■ WHAT THE TASK ASKS ■
Using the listing below, extract each line that has the word "value" in it.

■ INFORMATION SHOWN ■
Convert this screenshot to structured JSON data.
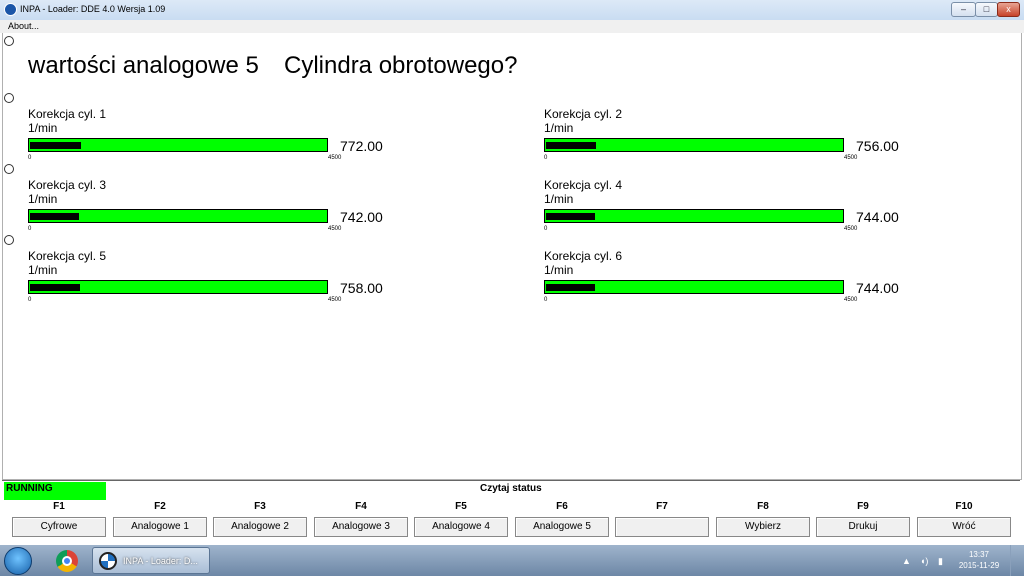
{
  "window": {
    "title": "INPA - Loader:  DDE 4.0 Wersja 1.09",
    "minimize": "–",
    "maximize": "□",
    "close": "x"
  },
  "menu": {
    "about": "About..."
  },
  "heading": {
    "left": "wartości analogowe 5",
    "right": "Cylindra obrotowego?"
  },
  "gauges": [
    {
      "label": "Korekcja cyl. 1",
      "unit": "1/min",
      "value": "772.00",
      "min": "0",
      "max": "4500",
      "fraction": 0.1716
    },
    {
      "label": "Korekcja cyl. 2",
      "unit": "1/min",
      "value": "756.00",
      "min": "0",
      "max": "4500",
      "fraction": 0.168
    },
    {
      "label": "Korekcja cyl. 3",
      "unit": "1/min",
      "value": "742.00",
      "min": "0",
      "max": "4500",
      "fraction": 0.1649
    },
    {
      "label": "Korekcja cyl. 4",
      "unit": "1/min",
      "value": "744.00",
      "min": "0",
      "max": "4500",
      "fraction": 0.1653
    },
    {
      "label": "Korekcja cyl. 5",
      "unit": "1/min",
      "value": "758.00",
      "min": "0",
      "max": "4500",
      "fraction": 0.1684
    },
    {
      "label": "Korekcja cyl. 6",
      "unit": "1/min",
      "value": "744.00",
      "min": "0",
      "max": "4500",
      "fraction": 0.1653
    }
  ],
  "status": {
    "running": "RUNNING",
    "czytaj": "Czytaj status"
  },
  "fkeys": [
    {
      "key": "F1",
      "label": "Cyfrowe"
    },
    {
      "key": "F2",
      "label": "Analogowe 1"
    },
    {
      "key": "F3",
      "label": "Analogowe 2"
    },
    {
      "key": "F4",
      "label": "Analogowe 3"
    },
    {
      "key": "F5",
      "label": "Analogowe 4"
    },
    {
      "key": "F6",
      "label": "Analogowe 5"
    },
    {
      "key": "F7",
      "label": ""
    },
    {
      "key": "F8",
      "label": "Wybierz"
    },
    {
      "key": "F9",
      "label": "Drukuj"
    },
    {
      "key": "F10",
      "label": "Wróć"
    }
  ],
  "taskbar": {
    "task_title": "INPA - Loader:  D...",
    "time": "13:37",
    "date": "2015-11-29"
  },
  "colors": {
    "bar_fill": "#00ff00",
    "running_bg": "#00ff00"
  }
}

■ WRITTEN SOLUTION ■
      "value": "772.00",
      "value": "756.00",
      "value": "742.00",
      "value": "744.00",
      "value": "758.00",
      "value": "744.00",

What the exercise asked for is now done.